### What to do
In the listing that follows, copy out each line that includes the word "Guardian".

### Material provided
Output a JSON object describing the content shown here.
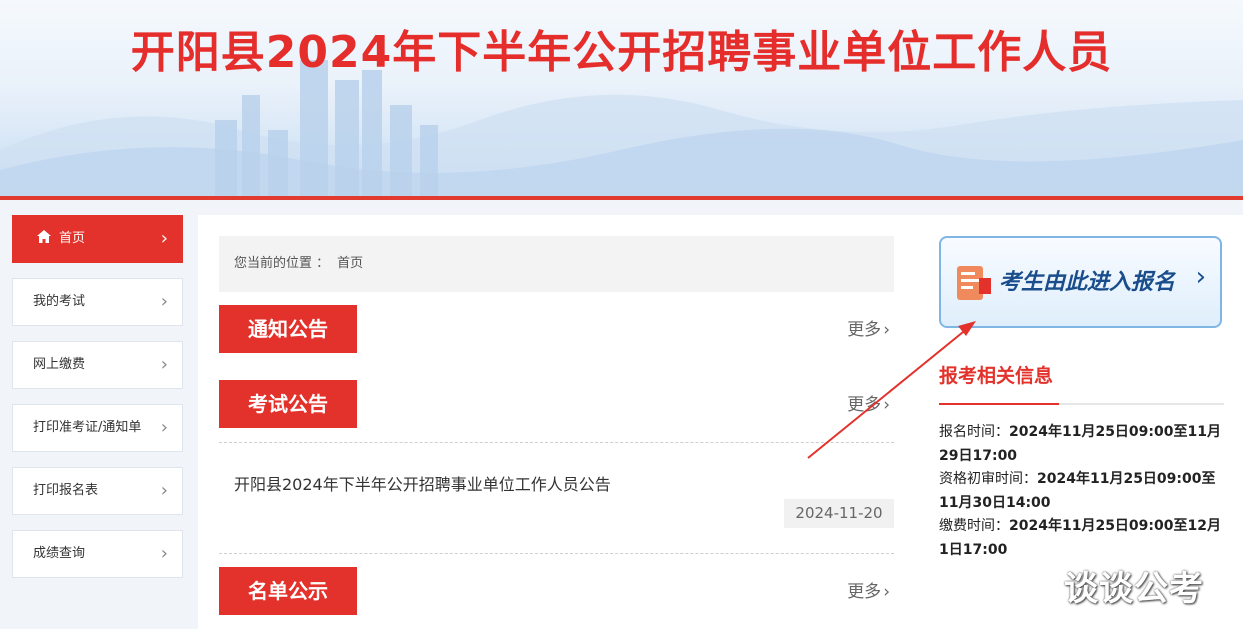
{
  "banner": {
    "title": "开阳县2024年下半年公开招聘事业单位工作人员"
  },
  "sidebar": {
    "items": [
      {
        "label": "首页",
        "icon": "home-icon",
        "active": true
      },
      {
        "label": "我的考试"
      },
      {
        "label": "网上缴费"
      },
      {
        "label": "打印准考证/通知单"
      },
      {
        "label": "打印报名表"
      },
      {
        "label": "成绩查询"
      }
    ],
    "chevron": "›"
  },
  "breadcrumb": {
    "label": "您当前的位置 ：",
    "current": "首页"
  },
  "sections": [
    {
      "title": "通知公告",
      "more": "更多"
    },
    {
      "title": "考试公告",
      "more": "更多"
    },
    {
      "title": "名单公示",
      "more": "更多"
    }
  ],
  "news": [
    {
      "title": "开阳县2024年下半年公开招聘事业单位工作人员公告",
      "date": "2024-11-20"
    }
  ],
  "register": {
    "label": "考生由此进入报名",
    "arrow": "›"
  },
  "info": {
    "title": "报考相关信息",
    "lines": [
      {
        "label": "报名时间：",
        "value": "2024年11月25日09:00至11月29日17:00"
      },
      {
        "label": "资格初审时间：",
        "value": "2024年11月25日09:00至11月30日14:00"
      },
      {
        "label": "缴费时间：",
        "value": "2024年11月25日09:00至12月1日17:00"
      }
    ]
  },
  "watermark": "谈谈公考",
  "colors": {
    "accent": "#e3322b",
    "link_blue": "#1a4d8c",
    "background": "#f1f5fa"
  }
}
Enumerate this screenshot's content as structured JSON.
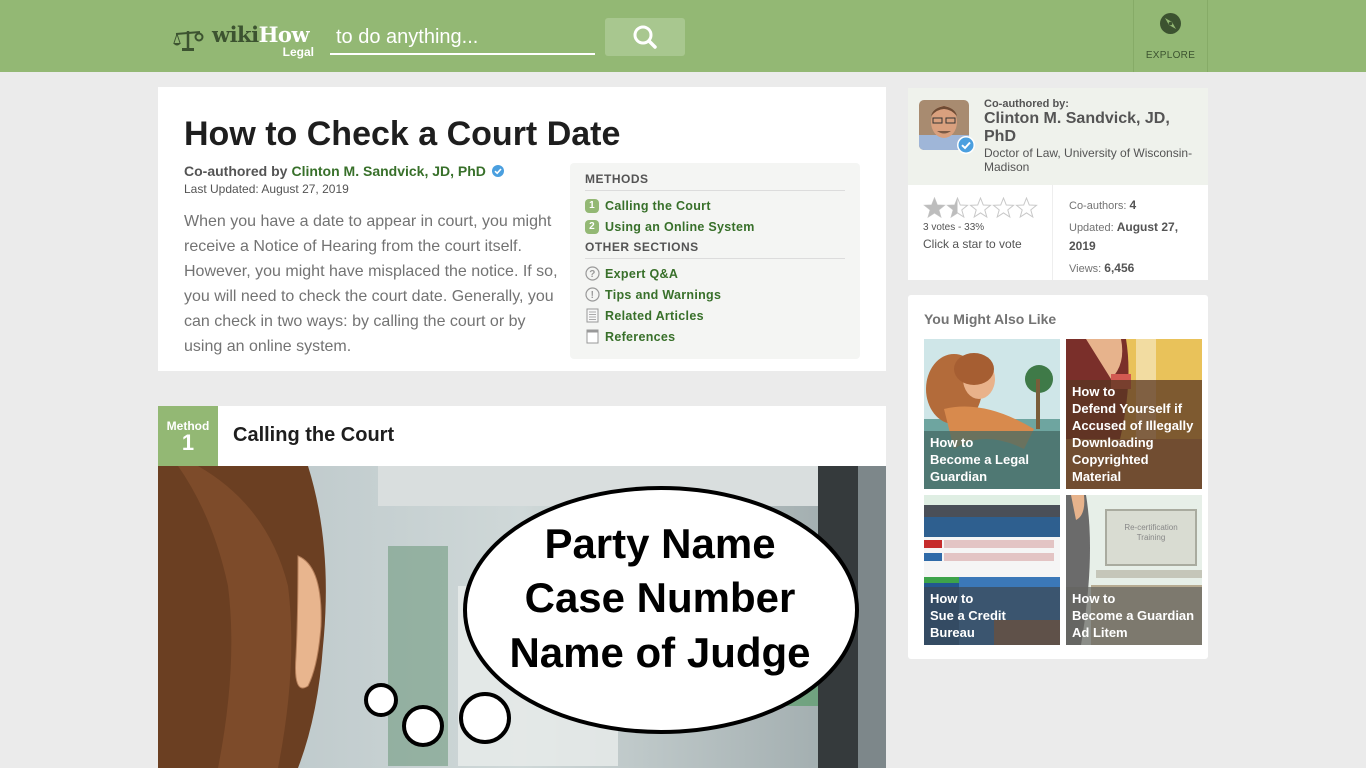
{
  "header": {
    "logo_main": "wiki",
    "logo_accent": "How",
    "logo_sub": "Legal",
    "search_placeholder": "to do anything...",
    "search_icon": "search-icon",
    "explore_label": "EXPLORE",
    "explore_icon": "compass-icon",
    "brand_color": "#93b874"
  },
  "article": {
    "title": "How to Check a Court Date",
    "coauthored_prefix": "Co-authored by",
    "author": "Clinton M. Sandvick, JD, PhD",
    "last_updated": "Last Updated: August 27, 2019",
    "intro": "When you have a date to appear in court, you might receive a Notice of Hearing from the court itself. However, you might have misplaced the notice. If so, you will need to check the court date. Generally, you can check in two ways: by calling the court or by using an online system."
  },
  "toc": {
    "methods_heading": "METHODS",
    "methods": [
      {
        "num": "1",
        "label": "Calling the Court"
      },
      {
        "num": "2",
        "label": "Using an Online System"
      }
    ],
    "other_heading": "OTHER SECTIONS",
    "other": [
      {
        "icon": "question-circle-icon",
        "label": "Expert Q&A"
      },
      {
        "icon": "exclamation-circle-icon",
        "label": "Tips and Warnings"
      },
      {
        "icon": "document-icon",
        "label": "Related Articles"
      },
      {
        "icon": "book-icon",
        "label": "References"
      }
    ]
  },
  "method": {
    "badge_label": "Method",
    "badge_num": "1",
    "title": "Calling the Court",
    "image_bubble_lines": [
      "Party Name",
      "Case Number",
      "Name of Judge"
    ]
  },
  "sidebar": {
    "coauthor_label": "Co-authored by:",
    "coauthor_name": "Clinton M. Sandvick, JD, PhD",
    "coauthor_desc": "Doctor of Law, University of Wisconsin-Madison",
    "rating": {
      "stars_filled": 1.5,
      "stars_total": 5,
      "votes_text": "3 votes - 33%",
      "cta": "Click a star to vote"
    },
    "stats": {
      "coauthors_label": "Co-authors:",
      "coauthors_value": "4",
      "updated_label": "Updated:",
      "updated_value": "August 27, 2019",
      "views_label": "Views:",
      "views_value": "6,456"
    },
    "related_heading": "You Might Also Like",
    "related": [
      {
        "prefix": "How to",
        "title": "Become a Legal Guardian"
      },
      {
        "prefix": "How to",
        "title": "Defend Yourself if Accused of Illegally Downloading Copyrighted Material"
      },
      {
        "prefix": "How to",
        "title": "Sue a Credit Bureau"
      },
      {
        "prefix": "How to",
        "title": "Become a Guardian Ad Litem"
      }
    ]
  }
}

### Result of this exercise
        "title": "Become a Legal Guardian"
        "title": "Become a Guardian Ad Litem"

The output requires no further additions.